Entries from a dataset of interfaces
※
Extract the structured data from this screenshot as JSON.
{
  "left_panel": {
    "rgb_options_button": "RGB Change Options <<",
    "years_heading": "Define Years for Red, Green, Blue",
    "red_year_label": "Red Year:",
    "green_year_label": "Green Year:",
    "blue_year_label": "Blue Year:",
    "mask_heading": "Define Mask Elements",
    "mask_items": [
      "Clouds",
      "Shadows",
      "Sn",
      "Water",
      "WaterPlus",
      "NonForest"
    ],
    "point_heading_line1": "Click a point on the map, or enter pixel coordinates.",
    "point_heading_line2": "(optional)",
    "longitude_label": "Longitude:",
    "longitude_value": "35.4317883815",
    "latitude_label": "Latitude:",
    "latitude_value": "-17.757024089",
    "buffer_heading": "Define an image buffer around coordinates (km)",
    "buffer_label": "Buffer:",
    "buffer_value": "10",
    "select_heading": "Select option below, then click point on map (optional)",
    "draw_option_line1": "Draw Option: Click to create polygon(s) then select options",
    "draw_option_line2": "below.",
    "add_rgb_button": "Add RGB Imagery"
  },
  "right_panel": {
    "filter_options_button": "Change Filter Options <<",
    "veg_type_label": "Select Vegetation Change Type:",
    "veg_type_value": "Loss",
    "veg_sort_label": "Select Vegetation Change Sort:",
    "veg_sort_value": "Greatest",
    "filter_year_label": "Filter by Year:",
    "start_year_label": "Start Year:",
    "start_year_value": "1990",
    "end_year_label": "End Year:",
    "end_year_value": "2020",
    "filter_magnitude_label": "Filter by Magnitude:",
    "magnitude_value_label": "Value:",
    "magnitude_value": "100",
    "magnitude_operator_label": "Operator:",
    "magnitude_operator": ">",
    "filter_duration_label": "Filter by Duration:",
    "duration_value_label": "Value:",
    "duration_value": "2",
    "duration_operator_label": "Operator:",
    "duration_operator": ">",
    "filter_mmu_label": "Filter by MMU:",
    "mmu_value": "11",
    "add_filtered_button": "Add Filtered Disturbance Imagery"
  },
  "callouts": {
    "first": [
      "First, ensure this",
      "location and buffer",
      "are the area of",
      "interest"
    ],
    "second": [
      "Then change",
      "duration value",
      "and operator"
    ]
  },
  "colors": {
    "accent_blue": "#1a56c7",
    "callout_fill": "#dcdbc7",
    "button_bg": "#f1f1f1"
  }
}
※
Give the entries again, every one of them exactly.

_Output of the exercise_.
Extract the structured data from this screenshot as JSON.
{
  "left_panel": {
    "rgb_options_button": "RGB Change Options <<",
    "years_heading": "Define Years for Red, Green, Blue",
    "red_year_label": "Red Year:",
    "green_year_label": "Green Year:",
    "blue_year_label": "Blue Year:",
    "mask_heading": "Define Mask Elements",
    "mask_items": [
      "Clouds",
      "Shadows",
      "Sn",
      "Water",
      "WaterPlus",
      "NonForest"
    ],
    "point_heading_line1": "Click a point on the map, or enter pixel coordinates.",
    "point_heading_line2": "(optional)",
    "longitude_label": "Longitude:",
    "longitude_value": "35.4317883815",
    "latitude_label": "Latitude:",
    "latitude_value": "-17.757024089",
    "buffer_heading": "Define an image buffer around coordinates (km)",
    "buffer_label": "Buffer:",
    "buffer_value": "10",
    "select_heading": "Select option below, then click point on map (optional)",
    "draw_option_line1": "Draw Option: Click to create polygon(s) then select options",
    "draw_option_line2": "below.",
    "add_rgb_button": "Add RGB Imagery"
  },
  "right_panel": {
    "filter_options_button": "Change Filter Options <<",
    "veg_type_label": "Select Vegetation Change Type:",
    "veg_type_value": "Loss",
    "veg_sort_label": "Select Vegetation Change Sort:",
    "veg_sort_value": "Greatest",
    "filter_year_label": "Filter by Year:",
    "start_year_label": "Start Year:",
    "start_year_value": "1990",
    "end_year_label": "End Year:",
    "end_year_value": "2020",
    "filter_magnitude_label": "Filter by Magnitude:",
    "magnitude_value_label": "Value:",
    "magnitude_value": "100",
    "magnitude_operator_label": "Operator:",
    "magnitude_operator": ">",
    "filter_duration_label": "Filter by Duration:",
    "duration_value_label": "Value:",
    "duration_value": "2",
    "duration_operator_label": "Operator:",
    "duration_operator": ">",
    "filter_mmu_label": "Filter by MMU:",
    "mmu_value": "11",
    "add_filtered_button": "Add Filtered Disturbance Imagery"
  },
  "callouts": {
    "first": [
      "First, ensure this",
      "location and buffer",
      "are the area of",
      "interest"
    ],
    "second": [
      "Then change",
      "duration value",
      "and operator"
    ]
  },
  "colors": {
    "accent_blue": "#1a56c7",
    "callout_fill": "#dcdbc7",
    "button_bg": "#f1f1f1"
  }
}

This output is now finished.